the end of a downturn, when investors, sensing a recovery, try to
beat one another to the bargains.
Recessions last 11 months on average. If this one is dated as
beginning in August - as most experts believe - then a January
stock-market rally would be right in line with the usual pattern if
recovery comes about June or July.
The U.S. Commerce Department lumps stock prices and 10 other
so-called leading indicators into a single composite index, which is
put through a statistical adjustment designed to smooth out
inconsistencies in the data.
The theory is that while any indicator can emit a false signal,
most won't err at the same time, nor in the same direction. Thus,
the composite index, at least in theory, tends to be more accurate
than any of its parts.
The index rose a negligible 0.1 percent in December, according
to the Commerce Department's preliminary estimate, after declining
sharply for four months. A survey of 30 economists by MMS suggests
an additional 0.4 percent decline occurred in January. There's also
a distinct chance December's figure will be revised downward.
``The stock market is taking a great deal on faith,'' said Lacy
Hunt, chief U.S. economist at HongkongBank group in New York.
Here's a closer look at some other classic early signals of
- Faster growth in the nation's money supply.
When the Federal Reserve reduces interest rates, it's supposed
to generate additional bank lending, which in turn leads to
increased business investment and consumer spending. Even before
the economy picks up, an easier credit policy should show up as an
increase in the nation's money supply.
The Fed began to aggressively ease interest rates in December.
So far, there's been little impact on the most closely followed
money-supply measure, known as M2, which includes cash in
circulation, checking accounts, savings deposits and money-market
For the 13-week period ended Feb. 11, M2 grew at an annual rate
of only 1.3 percent over the previous period.

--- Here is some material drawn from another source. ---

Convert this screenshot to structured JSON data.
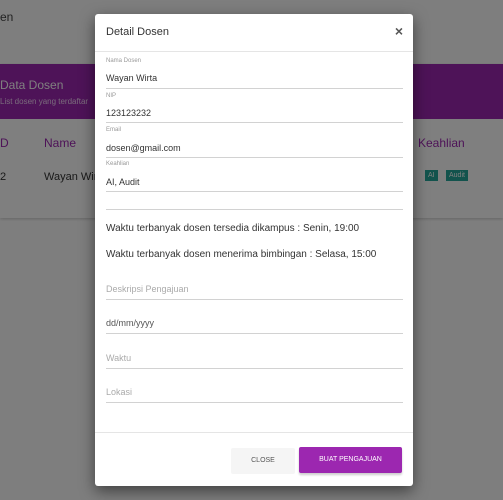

During the past year,
M2 has grown 3.3 percent, near the bottom of the Fed's target range
of 3 percent to 7 percent.
To revive the economy, growth in the money supply has to exceed
inflation. But the latest figures - including a Labor Department
report last week showing consumer prices rose a higher-than-expected
0.4 percent in January - suggests this hasn't happened yet.
Fed interest-rate policy typically takes at least six months to
spur economic growth. Many experts predict a longer lag this time.
Even though interest rates are down, banks are said to be less
willing to extend credit in the aftermath of the S&L debacle and the
drop in commercial real estate. …